[Interface dataset entries]
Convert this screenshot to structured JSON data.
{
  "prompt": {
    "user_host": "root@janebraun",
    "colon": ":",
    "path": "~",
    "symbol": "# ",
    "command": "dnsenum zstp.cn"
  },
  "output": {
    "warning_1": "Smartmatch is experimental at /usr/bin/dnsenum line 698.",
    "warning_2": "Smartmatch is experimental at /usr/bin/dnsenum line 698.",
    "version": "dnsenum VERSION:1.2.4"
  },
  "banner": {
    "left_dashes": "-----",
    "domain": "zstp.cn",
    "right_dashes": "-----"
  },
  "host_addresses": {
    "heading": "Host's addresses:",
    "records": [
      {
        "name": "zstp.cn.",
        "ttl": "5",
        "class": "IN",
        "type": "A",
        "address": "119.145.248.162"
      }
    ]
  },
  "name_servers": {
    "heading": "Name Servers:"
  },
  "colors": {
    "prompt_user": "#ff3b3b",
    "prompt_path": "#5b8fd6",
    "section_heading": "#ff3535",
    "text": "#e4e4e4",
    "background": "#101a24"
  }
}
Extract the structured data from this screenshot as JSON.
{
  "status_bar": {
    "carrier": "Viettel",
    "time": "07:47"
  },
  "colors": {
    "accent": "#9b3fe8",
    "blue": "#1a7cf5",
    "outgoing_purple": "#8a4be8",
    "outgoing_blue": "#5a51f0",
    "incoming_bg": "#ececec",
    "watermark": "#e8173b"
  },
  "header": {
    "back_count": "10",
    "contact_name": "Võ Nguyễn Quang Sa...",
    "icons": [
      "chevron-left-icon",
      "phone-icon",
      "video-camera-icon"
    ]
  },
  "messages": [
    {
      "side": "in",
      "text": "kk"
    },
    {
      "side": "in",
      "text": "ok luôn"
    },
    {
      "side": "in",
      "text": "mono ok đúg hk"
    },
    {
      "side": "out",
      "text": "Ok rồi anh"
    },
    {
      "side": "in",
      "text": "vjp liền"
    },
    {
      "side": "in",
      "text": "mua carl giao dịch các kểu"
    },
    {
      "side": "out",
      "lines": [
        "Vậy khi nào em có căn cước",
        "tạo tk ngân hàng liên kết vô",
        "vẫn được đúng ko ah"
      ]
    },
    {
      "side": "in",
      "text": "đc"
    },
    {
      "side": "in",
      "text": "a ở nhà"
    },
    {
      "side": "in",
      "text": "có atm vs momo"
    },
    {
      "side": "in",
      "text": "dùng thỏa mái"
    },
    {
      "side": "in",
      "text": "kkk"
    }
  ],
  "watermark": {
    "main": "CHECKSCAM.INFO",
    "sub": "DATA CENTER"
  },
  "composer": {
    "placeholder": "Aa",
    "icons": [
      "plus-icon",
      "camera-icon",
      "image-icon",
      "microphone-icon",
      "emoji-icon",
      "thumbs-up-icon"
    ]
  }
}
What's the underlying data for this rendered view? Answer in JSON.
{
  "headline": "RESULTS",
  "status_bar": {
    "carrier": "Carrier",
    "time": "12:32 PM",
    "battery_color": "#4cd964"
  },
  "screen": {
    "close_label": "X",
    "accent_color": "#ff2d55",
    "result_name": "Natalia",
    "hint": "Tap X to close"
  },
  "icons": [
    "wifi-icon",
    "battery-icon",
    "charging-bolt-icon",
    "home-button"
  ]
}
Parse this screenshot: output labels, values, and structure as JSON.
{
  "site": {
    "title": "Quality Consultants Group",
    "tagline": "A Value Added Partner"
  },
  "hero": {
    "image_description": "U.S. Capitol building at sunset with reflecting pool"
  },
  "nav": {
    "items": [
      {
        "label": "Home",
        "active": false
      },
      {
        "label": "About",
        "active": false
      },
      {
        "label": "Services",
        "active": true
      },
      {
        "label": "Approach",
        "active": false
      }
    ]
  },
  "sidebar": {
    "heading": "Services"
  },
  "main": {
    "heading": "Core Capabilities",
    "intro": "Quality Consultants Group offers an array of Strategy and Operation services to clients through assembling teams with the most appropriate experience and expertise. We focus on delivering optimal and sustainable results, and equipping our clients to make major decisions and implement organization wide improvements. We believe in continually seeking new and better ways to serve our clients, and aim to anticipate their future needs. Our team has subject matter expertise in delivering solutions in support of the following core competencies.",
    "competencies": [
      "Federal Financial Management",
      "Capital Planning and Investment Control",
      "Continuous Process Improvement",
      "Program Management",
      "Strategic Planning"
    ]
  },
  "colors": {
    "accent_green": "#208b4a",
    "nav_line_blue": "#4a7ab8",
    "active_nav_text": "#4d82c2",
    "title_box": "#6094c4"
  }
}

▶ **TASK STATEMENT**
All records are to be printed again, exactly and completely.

▶ **YOUR RESPONSE**
Convert this screenshot to structured JSON data.
{
  "prompt": {
    "user_host": "root@janebraun",
    "colon": ":",
    "path": "~",
    "symbol": "# ",
    "command": "dnsenum zstp.cn"
  },
  "output": {
    "warning_1": "Smartmatch is experimental at /usr/bin/dnsenum line 698.",
    "warning_2": "Smartmatch is experimental at /usr/bin/dnsenum line 698.",
    "version": "dnsenum VERSION:1.2.4"
  },
  "banner": {
    "left_dashes": "-----",
    "domain": "zstp.cn",
    "right_dashes": "-----"
  },
  "host_addresses": {
    "heading": "Host's addresses:",
    "records": [
      {
        "name": "zstp.cn.",
        "ttl": "5",
        "class": "IN",
        "type": "A",
        "address": "119.145.248.162"
      }
    ]
  },
  "name_servers": {
    "heading": "Name Servers:"
  },
  "colors": {
    "prompt_user": "#ff3b3b",
    "prompt_path": "#5b8fd6",
    "section_heading": "#ff3535",
    "text": "#e4e4e4",
    "background": "#101a24"
  }
}
Extract the structured data from this screenshot as JSON.
{
  "status_bar": {
    "carrier": "Viettel",
    "time": "07:47"
  },
  "colors": {
    "accent": "#9b3fe8",
    "blue": "#1a7cf5",
    "outgoing_purple": "#8a4be8",
    "outgoing_blue": "#5a51f0",
    "incoming_bg": "#ececec",
    "watermark": "#e8173b"
  },
  "header": {
    "back_count": "10",
    "contact_name": "Võ Nguyễn Quang Sa...",
    "icons": [
      "chevron-left-icon",
      "phone-icon",
      "video-camera-icon"
    ]
  },
  "messages": [
    {
      "side": "in",
      "text": "kk"
    },
    {
      "side": "in",
      "text": "ok luôn"
    },
    {
      "side": "in",
      "text": "mono ok đúg hk"
    },
    {
      "side": "out",
      "text": "Ok rồi anh"
    },
    {
      "side": "in",
      "text": "vjp liền"
    },
    {
      "side": "in",
      "text": "mua carl giao dịch các kểu"
    },
    {
      "side": "out",
      "lines": [
        "Vậy khi nào em có căn cước",
        "tạo tk ngân hàng liên kết vô",
        "vẫn được đúng ko ah"
      ]
    },
    {
      "side": "in",
      "text": "đc"
    },
    {
      "side": "in",
      "text": "a ở nhà"
    },
    {
      "side": "in",
      "text": "có atm vs momo"
    },
    {
      "side": "in",
      "text": "dùng thỏa mái"
    },
    {
      "side": "in",
      "text": "kkk"
    }
  ],
  "watermark": {
    "main": "CHECKSCAM.INFO",
    "sub": "DATA CENTER"
  },
  "composer": {
    "placeholder": "Aa",
    "icons": [
      "plus-icon",
      "camera-icon",
      "image-icon",
      "microphone-icon",
      "emoji-icon",
      "thumbs-up-icon"
    ]
  }
}
What's the underlying data for this rendered view? Answer in JSON.
{
  "headline": "RESULTS",
  "status_bar": {
    "carrier": "Carrier",
    "time": "12:32 PM",
    "battery_color": "#4cd964"
  },
  "screen": {
    "close_label": "X",
    "accent_color": "#ff2d55",
    "result_name": "Natalia",
    "hint": "Tap X to close"
  },
  "icons": [
    "wifi-icon",
    "battery-icon",
    "charging-bolt-icon",
    "home-button"
  ]
}
Parse this screenshot: output labels, values, and structure as JSON.
{
  "site": {
    "title": "Quality Consultants Group",
    "tagline": "A Value Added Partner"
  },
  "hero": {
    "image_description": "U.S. Capitol building at sunset with reflecting pool"
  },
  "nav": {
    "items": [
      {
        "label": "Home",
        "active": false
      },
      {
        "label": "About",
        "active": false
      },
      {
        "label": "Services",
        "active": true
      },
      {
        "label": "Approach",
        "active": false
      }
    ]
  },
  "sidebar": {
    "heading": "Services"
  },
  "main": {
    "heading": "Core Capabilities",
    "intro": "Quality Consultants Group offers an array of Strategy and Operation services to clients through assembling teams with the most appropriate experience and expertise. We focus on delivering optimal and sustainable results, and equipping our clients to make major decisions and implement organization wide improvements. We believe in continually seeking new and better ways to serve our clients, and aim to anticipate their future needs. Our team has subject matter expertise in delivering solutions in support of the following core competencies.",
    "competencies": [
      "Federal Financial Management",
      "Capital Planning and Investment Control",
      "Continuous Process Improvement",
      "Program Management",
      "Strategic Planning"
    ]
  },
  "colors": {
    "accent_green": "#208b4a",
    "nav_line_blue": "#4a7ab8",
    "active_nav_text": "#4d82c2",
    "title_box": "#6094c4"
  }
}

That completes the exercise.